**Activity:**
Leaving the pictures aside, restate all of the data exactly.

**Exercise data:**
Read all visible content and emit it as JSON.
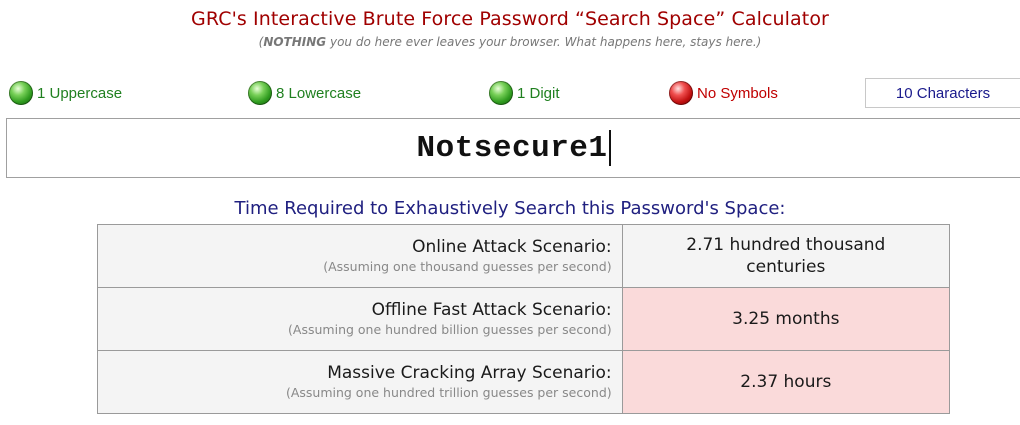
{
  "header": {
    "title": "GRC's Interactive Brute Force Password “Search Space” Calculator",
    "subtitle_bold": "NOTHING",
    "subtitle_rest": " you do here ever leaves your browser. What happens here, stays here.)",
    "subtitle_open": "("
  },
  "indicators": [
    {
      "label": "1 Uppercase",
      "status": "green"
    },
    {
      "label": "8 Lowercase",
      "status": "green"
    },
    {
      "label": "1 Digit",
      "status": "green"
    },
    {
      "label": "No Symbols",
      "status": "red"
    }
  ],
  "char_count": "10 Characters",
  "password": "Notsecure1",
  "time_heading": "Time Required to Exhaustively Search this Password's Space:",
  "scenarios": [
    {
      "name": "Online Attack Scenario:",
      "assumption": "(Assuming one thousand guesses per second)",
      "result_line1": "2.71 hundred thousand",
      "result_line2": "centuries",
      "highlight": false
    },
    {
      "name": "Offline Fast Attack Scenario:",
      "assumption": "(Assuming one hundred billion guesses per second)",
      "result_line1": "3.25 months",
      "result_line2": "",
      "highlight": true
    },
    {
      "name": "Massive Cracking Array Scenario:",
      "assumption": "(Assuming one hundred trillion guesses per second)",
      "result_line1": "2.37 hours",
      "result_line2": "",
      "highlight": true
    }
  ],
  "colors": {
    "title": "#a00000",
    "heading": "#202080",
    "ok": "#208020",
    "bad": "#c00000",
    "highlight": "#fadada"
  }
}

**Completed task:**
Read all visible content and emit it as JSON.
{
  "header": {
    "title": "GRC's Interactive Brute Force Password “Search Space” Calculator",
    "subtitle_bold": "NOTHING",
    "subtitle_rest": " you do here ever leaves your browser. What happens here, stays here.)",
    "subtitle_open": "("
  },
  "indicators": [
    {
      "label": "1 Uppercase",
      "status": "green"
    },
    {
      "label": "8 Lowercase",
      "status": "green"
    },
    {
      "label": "1 Digit",
      "status": "green"
    },
    {
      "label": "No Symbols",
      "status": "red"
    }
  ],
  "char_count": "10 Characters",
  "password": "Notsecure1",
  "time_heading": "Time Required to Exhaustively Search this Password's Space:",
  "scenarios": [
    {
      "name": "Online Attack Scenario:",
      "assumption": "(Assuming one thousand guesses per second)",
      "result_line1": "2.71 hundred thousand",
      "result_line2": "centuries",
      "highlight": false
    },
    {
      "name": "Offline Fast Attack Scenario:",
      "assumption": "(Assuming one hundred billion guesses per second)",
      "result_line1": "3.25 months",
      "result_line2": "",
      "highlight": true
    },
    {
      "name": "Massive Cracking Array Scenario:",
      "assumption": "(Assuming one hundred trillion guesses per second)",
      "result_line1": "2.37 hours",
      "result_line2": "",
      "highlight": true
    }
  ],
  "colors": {
    "title": "#a00000",
    "heading": "#202080",
    "ok": "#208020",
    "bad": "#c00000",
    "highlight": "#fadada"
  }
}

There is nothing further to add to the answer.